■ **Provided information**
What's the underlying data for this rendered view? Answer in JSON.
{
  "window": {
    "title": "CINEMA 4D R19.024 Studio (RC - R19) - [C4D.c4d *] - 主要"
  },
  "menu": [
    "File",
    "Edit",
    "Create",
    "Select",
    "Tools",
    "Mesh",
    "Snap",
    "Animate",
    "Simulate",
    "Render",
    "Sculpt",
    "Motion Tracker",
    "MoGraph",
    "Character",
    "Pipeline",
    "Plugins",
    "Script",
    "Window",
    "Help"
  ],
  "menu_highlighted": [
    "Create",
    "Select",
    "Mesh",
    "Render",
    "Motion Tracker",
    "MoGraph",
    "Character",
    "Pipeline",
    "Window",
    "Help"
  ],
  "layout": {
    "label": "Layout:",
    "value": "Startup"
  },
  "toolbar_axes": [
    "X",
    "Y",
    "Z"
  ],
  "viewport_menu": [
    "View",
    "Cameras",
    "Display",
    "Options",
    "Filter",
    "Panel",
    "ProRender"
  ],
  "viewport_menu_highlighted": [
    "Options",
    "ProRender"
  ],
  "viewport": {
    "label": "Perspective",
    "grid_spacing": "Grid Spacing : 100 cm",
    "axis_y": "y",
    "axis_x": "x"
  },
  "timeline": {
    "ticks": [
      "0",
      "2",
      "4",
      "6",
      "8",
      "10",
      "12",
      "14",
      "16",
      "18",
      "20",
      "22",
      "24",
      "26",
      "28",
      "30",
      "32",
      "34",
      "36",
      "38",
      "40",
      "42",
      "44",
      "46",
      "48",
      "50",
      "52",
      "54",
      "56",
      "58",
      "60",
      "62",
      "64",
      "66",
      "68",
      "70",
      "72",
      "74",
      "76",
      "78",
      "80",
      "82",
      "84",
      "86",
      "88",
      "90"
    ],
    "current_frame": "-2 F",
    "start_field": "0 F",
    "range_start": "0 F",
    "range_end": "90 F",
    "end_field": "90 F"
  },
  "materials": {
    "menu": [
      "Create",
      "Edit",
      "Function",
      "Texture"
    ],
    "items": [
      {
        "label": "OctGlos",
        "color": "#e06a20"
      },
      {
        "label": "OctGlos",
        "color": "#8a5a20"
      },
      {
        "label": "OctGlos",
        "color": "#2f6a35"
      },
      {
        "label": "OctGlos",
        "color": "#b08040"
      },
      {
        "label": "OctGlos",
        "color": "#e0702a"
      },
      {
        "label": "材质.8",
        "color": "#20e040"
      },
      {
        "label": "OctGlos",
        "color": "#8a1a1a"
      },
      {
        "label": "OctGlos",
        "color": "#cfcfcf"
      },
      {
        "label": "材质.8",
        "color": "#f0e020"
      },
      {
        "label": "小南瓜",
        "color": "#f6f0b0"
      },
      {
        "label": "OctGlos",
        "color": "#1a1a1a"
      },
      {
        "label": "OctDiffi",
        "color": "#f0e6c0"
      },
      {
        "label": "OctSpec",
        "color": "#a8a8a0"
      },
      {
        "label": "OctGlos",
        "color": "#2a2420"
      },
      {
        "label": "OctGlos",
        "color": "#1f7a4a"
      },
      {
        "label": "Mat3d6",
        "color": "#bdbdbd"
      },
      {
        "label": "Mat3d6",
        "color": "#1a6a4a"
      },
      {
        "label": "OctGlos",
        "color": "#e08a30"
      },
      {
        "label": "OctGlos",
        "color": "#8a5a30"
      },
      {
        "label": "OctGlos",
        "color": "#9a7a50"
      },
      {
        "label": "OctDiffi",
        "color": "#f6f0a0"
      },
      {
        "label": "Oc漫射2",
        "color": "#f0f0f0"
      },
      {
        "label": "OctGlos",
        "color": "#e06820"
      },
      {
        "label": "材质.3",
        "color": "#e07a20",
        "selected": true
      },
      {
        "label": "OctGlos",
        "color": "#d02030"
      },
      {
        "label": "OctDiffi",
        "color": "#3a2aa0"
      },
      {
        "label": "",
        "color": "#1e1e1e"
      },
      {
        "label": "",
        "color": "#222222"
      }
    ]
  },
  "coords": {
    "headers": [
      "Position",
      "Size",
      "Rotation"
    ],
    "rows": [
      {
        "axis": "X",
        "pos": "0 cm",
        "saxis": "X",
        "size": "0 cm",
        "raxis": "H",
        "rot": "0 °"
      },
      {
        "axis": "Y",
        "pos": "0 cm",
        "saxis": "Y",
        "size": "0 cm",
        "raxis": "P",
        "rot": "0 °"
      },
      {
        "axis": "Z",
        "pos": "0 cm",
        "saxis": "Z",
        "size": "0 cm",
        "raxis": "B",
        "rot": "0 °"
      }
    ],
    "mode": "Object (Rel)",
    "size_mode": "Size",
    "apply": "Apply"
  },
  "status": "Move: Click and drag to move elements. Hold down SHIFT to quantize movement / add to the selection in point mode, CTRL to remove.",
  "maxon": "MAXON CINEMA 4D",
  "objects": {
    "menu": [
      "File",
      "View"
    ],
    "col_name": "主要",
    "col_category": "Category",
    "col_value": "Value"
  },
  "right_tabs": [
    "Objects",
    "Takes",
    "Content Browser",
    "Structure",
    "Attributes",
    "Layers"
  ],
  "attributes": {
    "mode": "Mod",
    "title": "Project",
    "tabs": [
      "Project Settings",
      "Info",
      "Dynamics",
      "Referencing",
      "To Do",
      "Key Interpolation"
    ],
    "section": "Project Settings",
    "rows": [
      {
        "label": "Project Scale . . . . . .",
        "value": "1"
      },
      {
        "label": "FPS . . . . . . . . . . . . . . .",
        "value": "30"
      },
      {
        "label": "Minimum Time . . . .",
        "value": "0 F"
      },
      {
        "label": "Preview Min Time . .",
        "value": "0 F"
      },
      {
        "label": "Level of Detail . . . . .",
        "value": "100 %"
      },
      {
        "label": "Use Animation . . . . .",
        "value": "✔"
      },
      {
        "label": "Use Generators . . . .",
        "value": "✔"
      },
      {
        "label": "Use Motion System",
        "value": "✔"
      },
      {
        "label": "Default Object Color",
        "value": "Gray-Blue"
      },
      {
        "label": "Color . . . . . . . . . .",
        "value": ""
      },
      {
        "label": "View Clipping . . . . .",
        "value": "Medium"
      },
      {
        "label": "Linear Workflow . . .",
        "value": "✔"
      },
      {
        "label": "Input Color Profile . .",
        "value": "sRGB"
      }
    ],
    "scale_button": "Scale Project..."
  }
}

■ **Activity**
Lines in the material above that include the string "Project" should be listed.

■ **Solved exercise**
    "title": "Project",
      "Project Settings",
    "section": "Project Settings",
        "label": "Project Scale . . . . . .",
    "scale_button": "Scale Project..."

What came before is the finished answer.